*** Opening Input records ***

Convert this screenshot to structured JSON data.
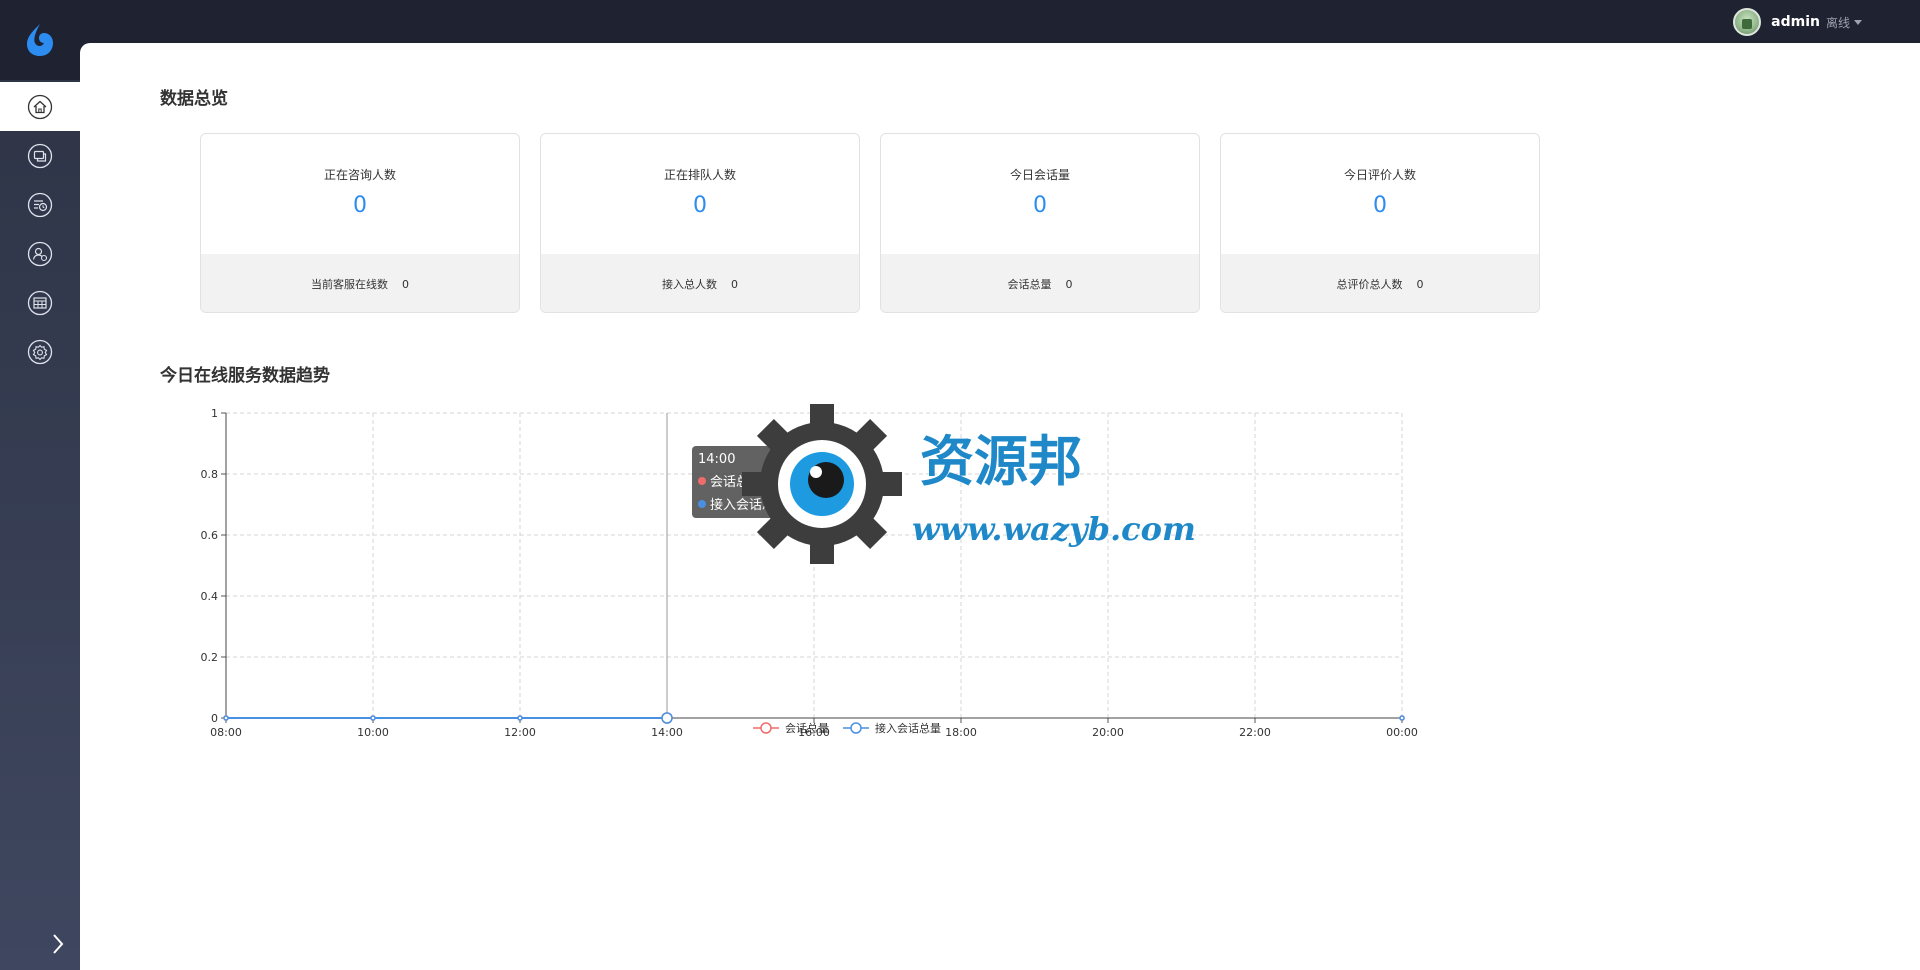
{
  "header": {
    "username": "admin",
    "status": "离线"
  },
  "sidebar": {
    "items": [
      {
        "name": "home",
        "icon": "home-icon",
        "active": true
      },
      {
        "name": "chat",
        "icon": "chat-icon",
        "active": false
      },
      {
        "name": "history",
        "icon": "history-icon",
        "active": false
      },
      {
        "name": "customers",
        "icon": "customer-icon",
        "active": false
      },
      {
        "name": "table",
        "icon": "table-icon",
        "active": false
      },
      {
        "name": "settings",
        "icon": "settings-icon",
        "active": false
      }
    ]
  },
  "overview": {
    "title": "数据总览",
    "cards": [
      {
        "label": "正在咨询人数",
        "value": "0",
        "footer_label": "当前客服在线数",
        "footer_value": "0"
      },
      {
        "label": "正在排队人数",
        "value": "0",
        "footer_label": "接入总人数",
        "footer_value": "0"
      },
      {
        "label": "今日会话量",
        "value": "0",
        "footer_label": "会话总量",
        "footer_value": "0"
      },
      {
        "label": "今日评价人数",
        "value": "0",
        "footer_label": "总评价总人数",
        "footer_value": "0"
      }
    ]
  },
  "trend": {
    "title": "今日在线服务数据趋势"
  },
  "tooltip": {
    "time": "14:00",
    "rows": [
      {
        "label": "会话总量: 0",
        "color": "#f06c6c"
      },
      {
        "label": "接入会话总量: 0",
        "color": "#4a90e2"
      }
    ]
  },
  "watermark": {
    "text_cn": "资源邦",
    "text_url": "www.wazyb.com"
  },
  "chart_data": {
    "type": "line",
    "x": [
      "08:00",
      "10:00",
      "12:00",
      "14:00",
      "16:00",
      "18:00",
      "20:00",
      "22:00",
      "00:00"
    ],
    "series": [
      {
        "name": "会话总量",
        "color": "#f06c6c",
        "values": [
          0,
          0,
          0,
          0,
          null,
          null,
          null,
          null,
          0
        ]
      },
      {
        "name": "接入会话总量",
        "color": "#4a90e2",
        "values": [
          0,
          0,
          0,
          0,
          null,
          null,
          null,
          null,
          0
        ]
      }
    ],
    "ylim": [
      0,
      1
    ],
    "yticks": [
      "0",
      "0.2",
      "0.4",
      "0.6",
      "0.8",
      "1"
    ],
    "grid": true,
    "legend": "bottom-center"
  }
}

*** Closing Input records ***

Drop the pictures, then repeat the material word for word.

Convert this screenshot to structured JSON data.
{
  "header": {
    "username": "admin",
    "status": "离线"
  },
  "sidebar": {
    "items": [
      {
        "name": "home",
        "icon": "home-icon",
        "active": true
      },
      {
        "name": "chat",
        "icon": "chat-icon",
        "active": false
      },
      {
        "name": "history",
        "icon": "history-icon",
        "active": false
      },
      {
        "name": "customers",
        "icon": "customer-icon",
        "active": false
      },
      {
        "name": "table",
        "icon": "table-icon",
        "active": false
      },
      {
        "name": "settings",
        "icon": "settings-icon",
        "active": false
      }
    ]
  },
  "overview": {
    "title": "数据总览",
    "cards": [
      {
        "label": "正在咨询人数",
        "value": "0",
        "footer_label": "当前客服在线数",
        "footer_value": "0"
      },
      {
        "label": "正在排队人数",
        "value": "0",
        "footer_label": "接入总人数",
        "footer_value": "0"
      },
      {
        "label": "今日会话量",
        "value": "0",
        "footer_label": "会话总量",
        "footer_value": "0"
      },
      {
        "label": "今日评价人数",
        "value": "0",
        "footer_label": "总评价总人数",
        "footer_value": "0"
      }
    ]
  },
  "trend": {
    "title": "今日在线服务数据趋势"
  },
  "tooltip": {
    "time": "14:00",
    "rows": [
      {
        "label": "会话总量: 0",
        "color": "#f06c6c"
      },
      {
        "label": "接入会话总量: 0",
        "color": "#4a90e2"
      }
    ]
  },
  "watermark": {
    "text_cn": "资源邦",
    "text_url": "www.wazyb.com"
  },
  "chart_data": {
    "type": "line",
    "x": [
      "08:00",
      "10:00",
      "12:00",
      "14:00",
      "16:00",
      "18:00",
      "20:00",
      "22:00",
      "00:00"
    ],
    "series": [
      {
        "name": "会话总量",
        "color": "#f06c6c",
        "values": [
          0,
          0,
          0,
          0,
          null,
          null,
          null,
          null,
          0
        ]
      },
      {
        "name": "接入会话总量",
        "color": "#4a90e2",
        "values": [
          0,
          0,
          0,
          0,
          null,
          null,
          null,
          null,
          0
        ]
      }
    ],
    "ylim": [
      0,
      1
    ],
    "yticks": [
      "0",
      "0.2",
      "0.4",
      "0.6",
      "0.8",
      "1"
    ],
    "grid": true,
    "legend": "bottom-center"
  }
}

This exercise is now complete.